* GOAL OF THE EXERCISE: When the string "JSON" appears in a line of the records, show the whole line.

* DATA EXCERPTS:

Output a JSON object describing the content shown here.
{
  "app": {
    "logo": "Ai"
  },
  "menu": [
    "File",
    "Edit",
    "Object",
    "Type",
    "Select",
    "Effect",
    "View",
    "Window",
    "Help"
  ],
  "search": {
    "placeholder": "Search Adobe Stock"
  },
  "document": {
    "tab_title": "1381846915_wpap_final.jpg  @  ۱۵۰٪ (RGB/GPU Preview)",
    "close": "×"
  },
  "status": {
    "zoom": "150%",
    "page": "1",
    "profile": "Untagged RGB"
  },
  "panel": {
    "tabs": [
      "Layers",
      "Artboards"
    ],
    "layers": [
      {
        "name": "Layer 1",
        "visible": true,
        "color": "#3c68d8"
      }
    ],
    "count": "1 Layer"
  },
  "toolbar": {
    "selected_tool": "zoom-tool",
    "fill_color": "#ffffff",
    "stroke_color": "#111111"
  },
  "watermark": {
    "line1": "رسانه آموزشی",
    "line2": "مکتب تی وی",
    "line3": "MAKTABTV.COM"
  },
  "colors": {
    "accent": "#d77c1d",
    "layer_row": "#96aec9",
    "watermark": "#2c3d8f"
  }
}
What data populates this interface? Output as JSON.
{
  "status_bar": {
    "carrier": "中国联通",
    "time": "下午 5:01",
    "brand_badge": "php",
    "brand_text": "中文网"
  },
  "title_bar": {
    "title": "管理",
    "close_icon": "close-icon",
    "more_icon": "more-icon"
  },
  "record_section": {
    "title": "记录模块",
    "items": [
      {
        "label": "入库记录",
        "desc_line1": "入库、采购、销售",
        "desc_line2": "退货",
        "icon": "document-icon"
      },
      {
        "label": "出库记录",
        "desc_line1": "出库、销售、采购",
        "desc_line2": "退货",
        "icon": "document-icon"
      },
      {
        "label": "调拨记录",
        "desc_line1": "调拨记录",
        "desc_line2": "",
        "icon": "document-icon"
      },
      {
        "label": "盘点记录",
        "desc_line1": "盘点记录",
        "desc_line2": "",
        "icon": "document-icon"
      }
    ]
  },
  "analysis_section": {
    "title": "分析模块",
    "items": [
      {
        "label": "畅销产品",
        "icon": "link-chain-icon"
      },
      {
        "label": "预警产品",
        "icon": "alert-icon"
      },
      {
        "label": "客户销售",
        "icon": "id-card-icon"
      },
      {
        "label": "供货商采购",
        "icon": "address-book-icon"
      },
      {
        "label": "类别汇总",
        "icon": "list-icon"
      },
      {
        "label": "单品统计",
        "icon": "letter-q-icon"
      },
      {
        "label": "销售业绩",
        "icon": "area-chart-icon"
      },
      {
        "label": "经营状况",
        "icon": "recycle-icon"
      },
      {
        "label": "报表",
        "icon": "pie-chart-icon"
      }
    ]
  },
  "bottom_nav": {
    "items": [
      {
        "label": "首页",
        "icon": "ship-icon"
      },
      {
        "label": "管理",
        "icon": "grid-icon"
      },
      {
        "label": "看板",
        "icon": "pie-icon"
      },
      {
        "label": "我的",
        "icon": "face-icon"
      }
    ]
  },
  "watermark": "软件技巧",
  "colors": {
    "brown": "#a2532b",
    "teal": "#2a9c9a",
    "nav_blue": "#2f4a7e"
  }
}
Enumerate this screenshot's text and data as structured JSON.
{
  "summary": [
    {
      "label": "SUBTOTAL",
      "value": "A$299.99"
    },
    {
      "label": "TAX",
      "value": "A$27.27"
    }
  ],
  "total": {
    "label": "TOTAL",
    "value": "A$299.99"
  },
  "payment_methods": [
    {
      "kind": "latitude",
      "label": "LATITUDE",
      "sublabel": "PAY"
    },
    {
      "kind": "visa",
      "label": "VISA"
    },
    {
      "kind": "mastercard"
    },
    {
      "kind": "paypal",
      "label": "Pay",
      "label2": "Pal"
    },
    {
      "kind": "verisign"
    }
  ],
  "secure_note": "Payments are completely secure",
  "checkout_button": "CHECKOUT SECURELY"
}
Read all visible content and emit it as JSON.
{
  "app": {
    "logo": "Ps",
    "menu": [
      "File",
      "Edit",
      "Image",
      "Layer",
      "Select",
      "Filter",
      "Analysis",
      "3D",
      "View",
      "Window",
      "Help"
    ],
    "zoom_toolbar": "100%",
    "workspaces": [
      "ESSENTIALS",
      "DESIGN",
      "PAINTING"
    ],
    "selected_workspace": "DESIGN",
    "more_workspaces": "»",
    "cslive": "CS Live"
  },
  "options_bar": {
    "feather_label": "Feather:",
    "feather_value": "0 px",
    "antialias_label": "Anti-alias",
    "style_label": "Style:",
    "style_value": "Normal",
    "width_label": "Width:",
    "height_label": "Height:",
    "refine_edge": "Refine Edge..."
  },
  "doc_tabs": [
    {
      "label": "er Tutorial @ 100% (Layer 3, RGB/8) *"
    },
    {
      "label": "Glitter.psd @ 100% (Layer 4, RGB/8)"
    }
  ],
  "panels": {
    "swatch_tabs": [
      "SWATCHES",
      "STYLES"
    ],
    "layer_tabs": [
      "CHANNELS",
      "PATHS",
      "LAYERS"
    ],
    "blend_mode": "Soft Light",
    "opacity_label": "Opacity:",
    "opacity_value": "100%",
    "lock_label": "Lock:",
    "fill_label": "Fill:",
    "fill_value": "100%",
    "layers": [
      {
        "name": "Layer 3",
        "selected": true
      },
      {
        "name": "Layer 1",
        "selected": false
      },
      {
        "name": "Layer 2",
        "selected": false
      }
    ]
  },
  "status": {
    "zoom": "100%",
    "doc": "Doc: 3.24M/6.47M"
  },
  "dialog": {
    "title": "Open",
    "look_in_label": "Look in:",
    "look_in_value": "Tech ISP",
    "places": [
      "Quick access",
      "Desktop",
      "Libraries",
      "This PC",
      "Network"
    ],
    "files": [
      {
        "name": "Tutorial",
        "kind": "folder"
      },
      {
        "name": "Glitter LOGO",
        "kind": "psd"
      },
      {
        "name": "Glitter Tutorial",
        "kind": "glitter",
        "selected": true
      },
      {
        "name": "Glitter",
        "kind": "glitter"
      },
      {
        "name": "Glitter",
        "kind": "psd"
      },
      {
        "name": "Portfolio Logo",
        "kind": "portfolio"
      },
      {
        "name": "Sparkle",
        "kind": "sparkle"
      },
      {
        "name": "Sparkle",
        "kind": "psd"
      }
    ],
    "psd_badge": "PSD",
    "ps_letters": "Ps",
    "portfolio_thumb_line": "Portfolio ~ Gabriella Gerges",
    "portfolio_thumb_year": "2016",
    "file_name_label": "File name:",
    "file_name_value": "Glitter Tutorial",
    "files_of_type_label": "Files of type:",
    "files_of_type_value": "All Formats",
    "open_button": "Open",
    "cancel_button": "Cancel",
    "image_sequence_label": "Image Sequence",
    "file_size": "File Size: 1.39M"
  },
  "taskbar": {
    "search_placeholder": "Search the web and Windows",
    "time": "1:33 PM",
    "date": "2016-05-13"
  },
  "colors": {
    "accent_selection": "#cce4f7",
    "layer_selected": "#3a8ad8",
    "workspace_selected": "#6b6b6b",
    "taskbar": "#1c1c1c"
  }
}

* SOLUTION BELOW:
Output a JSON object describing the content shown here.
What data populates this interface? Output as JSON.
Enumerate this screenshot's text and data as structured JSON.
Read all visible content and emit it as JSON.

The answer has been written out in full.